quite easy and would allow me to strip the paint off the parts effectively.

I supposed that my rebuilding would involve two phases, first I would have to repair the barrel so that the to could operate again and then I would have to conceal my work. The easiest way to do this I reckoned was to strip the paint off the various parts and then to repaint the gun once I had performed my work.

First thing was to start to repair the bent, gouged and rusty inner barrel and the best way to do that - I thought - was to install a barrel sleeve or inner tube of some sort...

I bought a hollow brass rod from my local model shop (80p) and enlarged the existing barrel bore until it slid snuggly inside. The diameter of my new inner barrel matched the diameter of Britains' original bore. This new inner barrel gave me a smooth and straight barrel again and to finnish off all I had to do was to trim off the excess length at the mussel and at the breech.

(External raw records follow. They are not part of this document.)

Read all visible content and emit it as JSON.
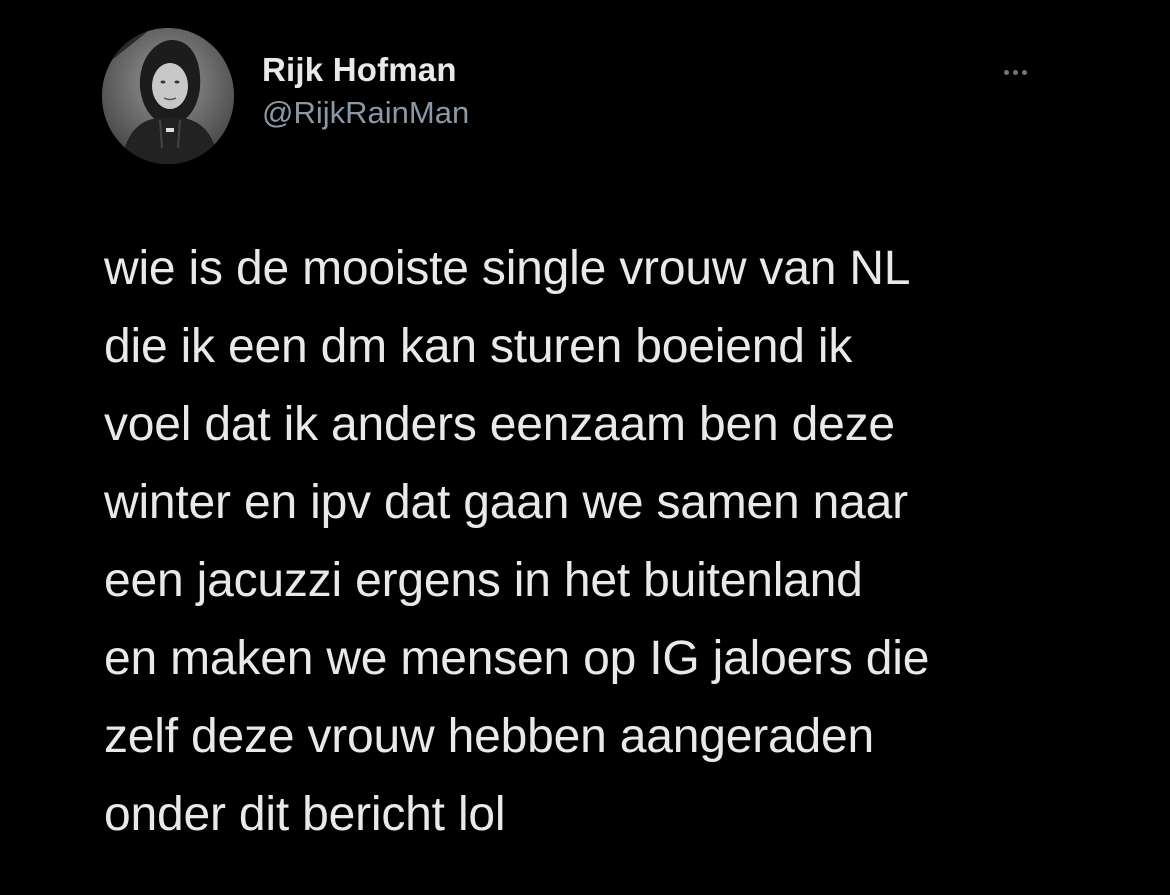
{
  "author": {
    "display_name": "Rijk Hofman",
    "handle": "@RijkRainMan",
    "avatar_icon": "profile-photo-hooded-person"
  },
  "more_icon": "more-dots-icon",
  "tweet": {
    "lines": [
      "wie is de mooiste single vrouw van NL",
      "die ik een dm kan sturen boeiend ik",
      "voel dat ik anders eenzaam ben deze",
      "winter en ipv dat gaan we samen naar",
      "een jacuzzi ergens in het buitenland",
      "en maken we mensen op IG jaloers die",
      "zelf deze vrouw hebben aangeraden",
      "onder dit bericht lol"
    ]
  },
  "colors": {
    "background": "#000000",
    "text": "#e7e9ea",
    "secondary_text": "#8b98a5"
  }
}
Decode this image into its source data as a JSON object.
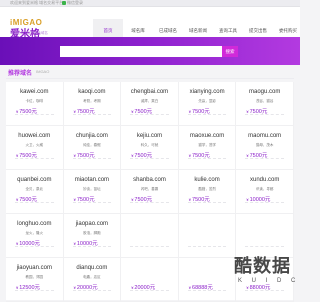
{
  "topbar": {
    "left": "欢迎来到爱米格 域名交易平台",
    "right": "微信登录"
  },
  "logo": {
    "en": "iMIGAO",
    "cn": "爱米格",
    "sub": "域名交易 | 优质精品域名"
  },
  "nav": [
    {
      "label": "首页",
      "active": true
    },
    {
      "label": "域名库",
      "active": false
    },
    {
      "label": "已成域名",
      "active": false
    },
    {
      "label": "域名新闻",
      "active": false
    },
    {
      "label": "查询工具",
      "active": false
    },
    {
      "label": "提交出售",
      "active": false
    },
    {
      "label": "委托购买",
      "active": false
    }
  ],
  "search": {
    "placeholder": "",
    "button": "搜索"
  },
  "section": {
    "title": "推荐域名",
    "sub": "IMGAO"
  },
  "currency": "¥",
  "domains": [
    {
      "name": "kawei.com",
      "desc": "卡位，咖啡",
      "price": "7500元"
    },
    {
      "name": "kaoqi.com",
      "desc": "考勤，考期",
      "price": "7500元"
    },
    {
      "name": "chengbai.com",
      "desc": "诚拜，乘白",
      "price": "7500元"
    },
    {
      "name": "xianying.com",
      "desc": "先赢，显影",
      "price": "7500元"
    },
    {
      "name": "maogu.com",
      "desc": "茂谷，猫谷",
      "price": "7500元"
    },
    {
      "name": "huowei.com",
      "desc": "火卫，火威",
      "price": "7500元"
    },
    {
      "name": "chunjia.com",
      "desc": "纯佳，春假",
      "price": "7500元"
    },
    {
      "name": "kejiu.com",
      "desc": "科久，可就",
      "price": "7500元"
    },
    {
      "name": "maoxue.com",
      "desc": "猫学，茂学",
      "price": "7500元"
    },
    {
      "name": "maomu.com",
      "desc": "猫母，茂木",
      "price": "7500元"
    },
    {
      "name": "quanbei.com",
      "desc": "全贝，泉北",
      "price": "7500元"
    },
    {
      "name": "miaotan.com",
      "desc": "妙谈，苗坛",
      "price": "7500元"
    },
    {
      "name": "shanba.com",
      "desc": "闪吧，善霸",
      "price": "7500元"
    },
    {
      "name": "kulie.com",
      "desc": "酷猎，苦烈",
      "price": "7500元"
    },
    {
      "name": "xundu.com",
      "desc": "讯读，寻都",
      "price": "10000元"
    },
    {
      "name": "longhuo.com",
      "desc": "龙火，隆火",
      "price": "10000元"
    },
    {
      "name": "jiaopao.com",
      "desc": "胶泡，脚跑",
      "price": "10000元"
    },
    {
      "name": "",
      "desc": "",
      "price": ""
    },
    {
      "name": "",
      "desc": "",
      "price": ""
    },
    {
      "name": "",
      "desc": "",
      "price": ""
    },
    {
      "name": "jiaoyuan.com",
      "desc": "教园，郊园",
      "price": "12500元"
    },
    {
      "name": "dianqu.com",
      "desc": "电趣，店区",
      "price": "20000元"
    },
    {
      "name": "",
      "desc": "",
      "price": "20000元"
    },
    {
      "name": "",
      "desc": "",
      "price": "68888元"
    },
    {
      "name": "",
      "desc": "",
      "price": "88000元"
    }
  ],
  "watermark": {
    "text": "酷数据",
    "sub": "K U I D C"
  }
}
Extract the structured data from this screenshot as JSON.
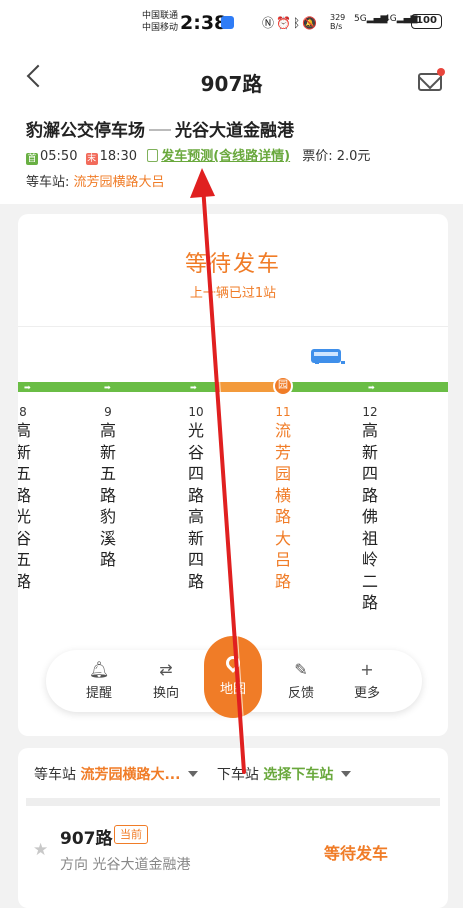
{
  "status_bar": {
    "carrier1": "中国联通",
    "carrier2": "中国移动",
    "time": "2:38",
    "net_speed_value": "329",
    "net_speed_unit": "B/s",
    "sig1": "5G",
    "sig2": "4G",
    "battery": "100"
  },
  "header": {
    "title": "907路",
    "origin": "豹澥公交停车场",
    "destination": "光谷大道金融港",
    "first_tag": "首",
    "first_time": "05:50",
    "last_tag": "末",
    "last_time": "18:30",
    "predict_link": "发车预测(含线路详情)",
    "price": "票价: 2.0元",
    "wait_label": "等车站:",
    "wait_stop": "流芳园横路大吕"
  },
  "main": {
    "status_title": "等待发车",
    "status_sub": "上一辆已过1站",
    "stops": [
      {
        "num": "8",
        "name": "高新五路光谷五路"
      },
      {
        "num": "9",
        "name": "高新五路豹溪路"
      },
      {
        "num": "10",
        "name": "光谷四路高新四路"
      },
      {
        "num": "11",
        "name": "流芳园横路大吕路"
      },
      {
        "num": "12",
        "name": "高新四路佛祖岭二路"
      }
    ],
    "current_marker": "园",
    "toolbar": {
      "remind": "提醒",
      "switch": "换向",
      "map": "地图",
      "feedback": "反馈",
      "more": "更多"
    }
  },
  "bottom": {
    "wait_label": "等车站",
    "wait_value": "流芳园横路大...",
    "off_label": "下车站",
    "off_value": "选择下车站",
    "line": "907路",
    "now_tag": "当前",
    "direction": "方向 光谷大道金融港",
    "state": "等待发车"
  },
  "colors": {
    "accent": "#f07c27",
    "track_green": "#6abd45",
    "link_green": "#69a83c",
    "annotation_red": "#e02020"
  }
}
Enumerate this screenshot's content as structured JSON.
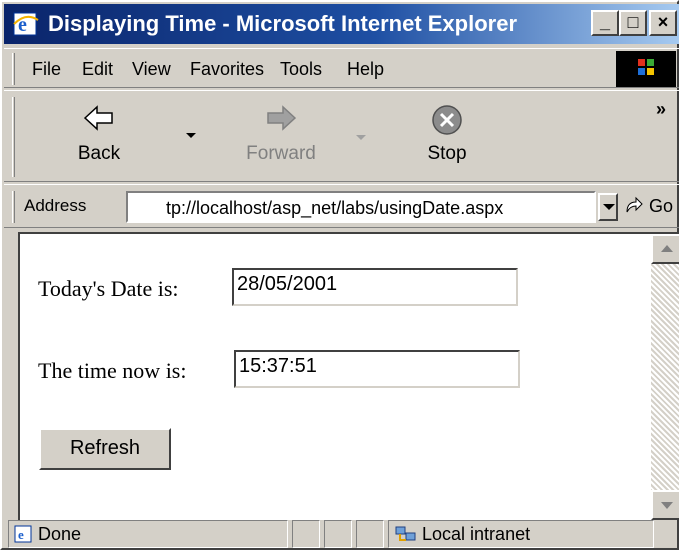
{
  "window": {
    "title": "Displaying Time - Microsoft Internet Explorer",
    "controls": {
      "minimize": "_",
      "maximize": "□",
      "close": "×"
    }
  },
  "menu": [
    "File",
    "Edit",
    "View",
    "Favorites",
    "Tools",
    "Help"
  ],
  "toolbar": {
    "back_label": "Back",
    "forward_label": "Forward",
    "stop_label": "Stop",
    "more_label": "»"
  },
  "address": {
    "label": "Address",
    "url": "tp://localhost/asp_net/labs/usingDate.aspx",
    "go_label": "Go"
  },
  "page": {
    "date_label": "Today's Date is:",
    "date_value": "28/05/2001",
    "time_label": "The time now is:",
    "time_value": "15:37:51",
    "refresh_label": "Refresh"
  },
  "status": {
    "text": "Done",
    "zone": "Local intranet"
  },
  "colors": {
    "titlebar_start": "#0a246a",
    "titlebar_end": "#a6caf0",
    "chrome": "#d4d0c8"
  },
  "icons": {
    "title": "ie-logo-icon",
    "back": "back-arrow-icon",
    "forward": "forward-arrow-icon",
    "stop": "stop-icon",
    "go": "go-arrow-icon",
    "status": "page-done-icon",
    "zone": "local-intranet-icon"
  }
}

Next I had to fill in the hole I had made in the upper barrel. There are various materials I could use - my trusty Milliput which is design to work with metal (among other things) or I could go the whole hog and try something like Evo-Stik's Hard and Fast Metal Epoxy Putty. The Evo-Stik is a true metal putty so would complement the die-cast of the toy very nicely, but the down side is that it dries within 10 minutes and can't be smoothed so easily (though it can be filed and sanded when dry).

I am more comfortable with Milliput, it's slow hardening time means I can tinker with smoothing the surface to get the ultimate match to the barrel. It's not as hard as the Evo-Stik, but Milliput is hard, and it's shock absorbant. So Milliput it is - but first  must strip the paint off my toy and for that I brought out the big guns (pun there for Tim!) with Nitro Mors stripper...

Above: You can't quite tell from this photo but the Nitro Mors is bubbling
away nicely here as the thick Britains' paint slowly lifts off the toy. (Tip: Ventilation!)

Having stripped the parts down to the original metal - more or less - I'm ready to start my re-building...

In Part 2 of this renovation I put everything back together again and finish off by repainting the gun. Hopefully the finished toy won't look too much of a disaster,

1 comment:

  1. I received one as a Christmas present in about1953 and it was one of my favorite toys. I now have a small collection of Britains artillery. Good luck with your project